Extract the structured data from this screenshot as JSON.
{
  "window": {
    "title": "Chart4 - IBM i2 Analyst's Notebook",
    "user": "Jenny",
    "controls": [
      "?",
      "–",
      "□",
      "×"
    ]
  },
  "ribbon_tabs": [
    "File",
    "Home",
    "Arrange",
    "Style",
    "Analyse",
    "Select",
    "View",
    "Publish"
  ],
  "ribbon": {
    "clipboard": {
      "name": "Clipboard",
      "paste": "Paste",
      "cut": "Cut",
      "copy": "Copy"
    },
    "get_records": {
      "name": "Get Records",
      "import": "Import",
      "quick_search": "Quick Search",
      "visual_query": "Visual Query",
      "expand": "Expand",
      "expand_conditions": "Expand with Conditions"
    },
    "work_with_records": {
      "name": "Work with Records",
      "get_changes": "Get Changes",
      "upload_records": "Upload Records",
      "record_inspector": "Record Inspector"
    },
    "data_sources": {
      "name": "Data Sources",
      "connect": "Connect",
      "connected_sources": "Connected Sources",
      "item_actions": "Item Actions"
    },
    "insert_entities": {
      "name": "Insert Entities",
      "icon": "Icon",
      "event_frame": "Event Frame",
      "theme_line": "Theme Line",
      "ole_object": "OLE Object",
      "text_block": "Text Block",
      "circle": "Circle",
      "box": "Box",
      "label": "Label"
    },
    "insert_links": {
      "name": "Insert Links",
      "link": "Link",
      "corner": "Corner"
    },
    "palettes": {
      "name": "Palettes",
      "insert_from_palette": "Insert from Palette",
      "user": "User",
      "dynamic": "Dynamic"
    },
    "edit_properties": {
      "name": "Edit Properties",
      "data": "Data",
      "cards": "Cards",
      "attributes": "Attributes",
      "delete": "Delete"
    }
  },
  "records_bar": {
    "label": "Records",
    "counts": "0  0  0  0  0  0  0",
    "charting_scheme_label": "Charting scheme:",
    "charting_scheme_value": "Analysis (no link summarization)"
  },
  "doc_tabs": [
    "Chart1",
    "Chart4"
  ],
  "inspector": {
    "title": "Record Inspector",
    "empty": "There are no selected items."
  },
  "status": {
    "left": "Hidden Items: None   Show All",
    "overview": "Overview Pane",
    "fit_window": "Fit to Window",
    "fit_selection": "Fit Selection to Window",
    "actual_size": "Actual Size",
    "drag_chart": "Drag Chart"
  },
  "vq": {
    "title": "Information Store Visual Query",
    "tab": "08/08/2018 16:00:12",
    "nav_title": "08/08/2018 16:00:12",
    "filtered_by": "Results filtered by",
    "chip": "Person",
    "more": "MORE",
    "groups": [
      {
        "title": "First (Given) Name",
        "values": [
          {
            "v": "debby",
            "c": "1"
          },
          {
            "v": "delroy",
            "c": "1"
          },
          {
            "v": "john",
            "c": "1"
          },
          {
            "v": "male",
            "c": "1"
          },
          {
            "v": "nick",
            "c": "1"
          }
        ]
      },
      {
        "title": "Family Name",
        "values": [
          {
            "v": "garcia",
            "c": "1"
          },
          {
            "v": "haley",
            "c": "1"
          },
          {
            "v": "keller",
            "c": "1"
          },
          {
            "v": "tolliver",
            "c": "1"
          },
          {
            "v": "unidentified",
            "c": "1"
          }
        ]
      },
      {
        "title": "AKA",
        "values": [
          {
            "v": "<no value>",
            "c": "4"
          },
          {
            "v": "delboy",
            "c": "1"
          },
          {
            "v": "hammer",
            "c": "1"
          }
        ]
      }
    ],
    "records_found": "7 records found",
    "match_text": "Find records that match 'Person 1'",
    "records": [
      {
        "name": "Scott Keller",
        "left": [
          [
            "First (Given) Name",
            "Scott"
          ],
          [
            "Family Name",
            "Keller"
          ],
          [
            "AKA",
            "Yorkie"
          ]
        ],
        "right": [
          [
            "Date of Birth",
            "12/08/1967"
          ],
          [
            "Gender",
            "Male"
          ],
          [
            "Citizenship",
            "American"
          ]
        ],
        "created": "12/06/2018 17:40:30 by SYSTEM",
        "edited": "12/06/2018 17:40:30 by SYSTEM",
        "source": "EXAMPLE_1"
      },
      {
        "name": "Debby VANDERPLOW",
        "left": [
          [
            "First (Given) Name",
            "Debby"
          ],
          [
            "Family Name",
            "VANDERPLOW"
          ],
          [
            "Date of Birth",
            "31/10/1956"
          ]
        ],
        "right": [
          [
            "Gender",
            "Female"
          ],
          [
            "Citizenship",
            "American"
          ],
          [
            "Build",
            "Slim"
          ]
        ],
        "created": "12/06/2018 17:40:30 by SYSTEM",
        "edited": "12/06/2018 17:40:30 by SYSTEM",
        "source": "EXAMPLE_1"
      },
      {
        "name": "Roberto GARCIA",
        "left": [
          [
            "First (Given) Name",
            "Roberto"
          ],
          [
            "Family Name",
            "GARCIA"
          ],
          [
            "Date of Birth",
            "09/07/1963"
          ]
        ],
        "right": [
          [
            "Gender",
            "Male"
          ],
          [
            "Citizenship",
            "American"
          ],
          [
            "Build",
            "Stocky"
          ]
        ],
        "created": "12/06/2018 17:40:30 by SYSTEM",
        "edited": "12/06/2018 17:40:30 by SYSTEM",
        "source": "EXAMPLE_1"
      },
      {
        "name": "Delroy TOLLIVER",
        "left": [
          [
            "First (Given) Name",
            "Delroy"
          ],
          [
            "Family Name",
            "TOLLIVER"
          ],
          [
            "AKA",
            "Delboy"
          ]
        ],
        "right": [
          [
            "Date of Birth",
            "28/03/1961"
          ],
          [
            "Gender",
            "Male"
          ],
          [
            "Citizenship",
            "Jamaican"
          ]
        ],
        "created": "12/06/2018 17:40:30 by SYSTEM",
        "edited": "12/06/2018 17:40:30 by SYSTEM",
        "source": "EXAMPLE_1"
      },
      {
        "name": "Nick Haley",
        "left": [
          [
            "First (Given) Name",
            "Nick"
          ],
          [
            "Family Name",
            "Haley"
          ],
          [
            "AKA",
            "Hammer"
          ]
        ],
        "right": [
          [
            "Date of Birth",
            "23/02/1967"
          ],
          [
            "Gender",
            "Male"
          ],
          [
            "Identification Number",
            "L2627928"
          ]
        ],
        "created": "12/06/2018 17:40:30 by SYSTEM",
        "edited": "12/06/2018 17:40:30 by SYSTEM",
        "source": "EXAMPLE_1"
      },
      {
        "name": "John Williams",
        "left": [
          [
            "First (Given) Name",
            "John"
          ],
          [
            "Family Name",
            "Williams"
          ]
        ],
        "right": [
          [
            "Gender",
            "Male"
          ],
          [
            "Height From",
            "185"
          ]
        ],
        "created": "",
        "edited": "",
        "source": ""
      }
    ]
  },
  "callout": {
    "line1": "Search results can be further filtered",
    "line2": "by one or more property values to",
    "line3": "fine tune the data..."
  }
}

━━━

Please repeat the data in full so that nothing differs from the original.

Extract the structured data from this screenshot as JSON.
{
  "window": {
    "title": "Chart4 - IBM i2 Analyst's Notebook",
    "user": "Jenny",
    "controls": [
      "?",
      "–",
      "□",
      "×"
    ]
  },
  "ribbon_tabs": [
    "File",
    "Home",
    "Arrange",
    "Style",
    "Analyse",
    "Select",
    "View",
    "Publish"
  ],
  "ribbon": {
    "clipboard": {
      "name": "Clipboard",
      "paste": "Paste",
      "cut": "Cut",
      "copy": "Copy"
    },
    "get_records": {
      "name": "Get Records",
      "import": "Import",
      "quick_search": "Quick Search",
      "visual_query": "Visual Query",
      "expand": "Expand",
      "expand_conditions": "Expand with Conditions"
    },
    "work_with_records": {
      "name": "Work with Records",
      "get_changes": "Get Changes",
      "upload_records": "Upload Records",
      "record_inspector": "Record Inspector"
    },
    "data_sources": {
      "name": "Data Sources",
      "connect": "Connect",
      "connected_sources": "Connected Sources",
      "item_actions": "Item Actions"
    },
    "insert_entities": {
      "name": "Insert Entities",
      "icon": "Icon",
      "event_frame": "Event Frame",
      "theme_line": "Theme Line",
      "ole_object": "OLE Object",
      "text_block": "Text Block",
      "circle": "Circle",
      "box": "Box",
      "label": "Label"
    },
    "insert_links": {
      "name": "Insert Links",
      "link": "Link",
      "corner": "Corner"
    },
    "palettes": {
      "name": "Palettes",
      "insert_from_palette": "Insert from Palette",
      "user": "User",
      "dynamic": "Dynamic"
    },
    "edit_properties": {
      "name": "Edit Properties",
      "data": "Data",
      "cards": "Cards",
      "attributes": "Attributes",
      "delete": "Delete"
    }
  },
  "records_bar": {
    "label": "Records",
    "counts": "0  0  0  0  0  0  0",
    "charting_scheme_label": "Charting scheme:",
    "charting_scheme_value": "Analysis (no link summarization)"
  },
  "doc_tabs": [
    "Chart1",
    "Chart4"
  ],
  "inspector": {
    "title": "Record Inspector",
    "empty": "There are no selected items."
  },
  "status": {
    "left": "Hidden Items: None   Show All",
    "overview": "Overview Pane",
    "fit_window": "Fit to Window",
    "fit_selection": "Fit Selection to Window",
    "actual_size": "Actual Size",
    "drag_chart": "Drag Chart"
  },
  "vq": {
    "title": "Information Store Visual Query",
    "tab": "08/08/2018 16:00:12",
    "nav_title": "08/08/2018 16:00:12",
    "filtered_by": "Results filtered by",
    "chip": "Person",
    "more": "MORE",
    "groups": [
      {
        "title": "First (Given) Name",
        "values": [
          {
            "v": "debby",
            "c": "1"
          },
          {
            "v": "delroy",
            "c": "1"
          },
          {
            "v": "john",
            "c": "1"
          },
          {
            "v": "male",
            "c": "1"
          },
          {
            "v": "nick",
            "c": "1"
          }
        ]
      },
      {
        "title": "Family Name",
        "values": [
          {
            "v": "garcia",
            "c": "1"
          },
          {
            "v": "haley",
            "c": "1"
          },
          {
            "v": "keller",
            "c": "1"
          },
          {
            "v": "tolliver",
            "c": "1"
          },
          {
            "v": "unidentified",
            "c": "1"
          }
        ]
      },
      {
        "title": "AKA",
        "values": [
          {
            "v": "<no value>",
            "c": "4"
          },
          {
            "v": "delboy",
            "c": "1"
          },
          {
            "v": "hammer",
            "c": "1"
          }
        ]
      }
    ],
    "records_found": "7 records found",
    "match_text": "Find records that match 'Person 1'",
    "records": [
      {
        "name": "Scott Keller",
        "left": [
          [
            "First (Given) Name",
            "Scott"
          ],
          [
            "Family Name",
            "Keller"
          ],
          [
            "AKA",
            "Yorkie"
          ]
        ],
        "right": [
          [
            "Date of Birth",
            "12/08/1967"
          ],
          [
            "Gender",
            "Male"
          ],
          [
            "Citizenship",
            "American"
          ]
        ],
        "created": "12/06/2018 17:40:30 by SYSTEM",
        "edited": "12/06/2018 17:40:30 by SYSTEM",
        "source": "EXAMPLE_1"
      },
      {
        "name": "Debby VANDERPLOW",
        "left": [
          [
            "First (Given) Name",
            "Debby"
          ],
          [
            "Family Name",
            "VANDERPLOW"
          ],
          [
            "Date of Birth",
            "31/10/1956"
          ]
        ],
        "right": [
          [
            "Gender",
            "Female"
          ],
          [
            "Citizenship",
            "American"
          ],
          [
            "Build",
            "Slim"
          ]
        ],
        "created": "12/06/2018 17:40:30 by SYSTEM",
        "edited": "12/06/2018 17:40:30 by SYSTEM",
        "source": "EXAMPLE_1"
      },
      {
        "name": "Roberto GARCIA",
        "left": [
          [
            "First (Given) Name",
            "Roberto"
          ],
          [
            "Family Name",
            "GARCIA"
          ],
          [
            "Date of Birth",
            "09/07/1963"
          ]
        ],
        "right": [
          [
            "Gender",
            "Male"
          ],
          [
            "Citizenship",
            "American"
          ],
          [
            "Build",
            "Stocky"
          ]
        ],
        "created": "12/06/2018 17:40:30 by SYSTEM",
        "edited": "12/06/2018 17:40:30 by SYSTEM",
        "source": "EXAMPLE_1"
      },
      {
        "name": "Delroy TOLLIVER",
        "left": [
          [
            "First (Given) Name",
            "Delroy"
          ],
          [
            "Family Name",
            "TOLLIVER"
          ],
          [
            "AKA",
            "Delboy"
          ]
        ],
        "right": [
          [
            "Date of Birth",
            "28/03/1961"
          ],
          [
            "Gender",
            "Male"
          ],
          [
            "Citizenship",
            "Jamaican"
          ]
        ],
        "created": "12/06/2018 17:40:30 by SYSTEM",
        "edited": "12/06/2018 17:40:30 by SYSTEM",
        "source": "EXAMPLE_1"
      },
      {
        "name": "Nick Haley",
        "left": [
          [
            "First (Given) Name",
            "Nick"
          ],
          [
            "Family Name",
            "Haley"
          ],
          [
            "AKA",
            "Hammer"
          ]
        ],
        "right": [
          [
            "Date of Birth",
            "23/02/1967"
          ],
          [
            "Gender",
            "Male"
          ],
          [
            "Identification Number",
            "L2627928"
          ]
        ],
        "created": "12/06/2018 17:40:30 by SYSTEM",
        "edited": "12/06/2018 17:40:30 by SYSTEM",
        "source": "EXAMPLE_1"
      },
      {
        "name": "John Williams",
        "left": [
          [
            "First (Given) Name",
            "John"
          ],
          [
            "Family Name",
            "Williams"
          ]
        ],
        "right": [
          [
            "Gender",
            "Male"
          ],
          [
            "Height From",
            "185"
          ]
        ],
        "created": "",
        "edited": "",
        "source": ""
      }
    ]
  },
  "callout": {
    "line1": "Search results can be further filtered",
    "line2": "by one or more property values to",
    "line3": "fine tune the data..."
  }
}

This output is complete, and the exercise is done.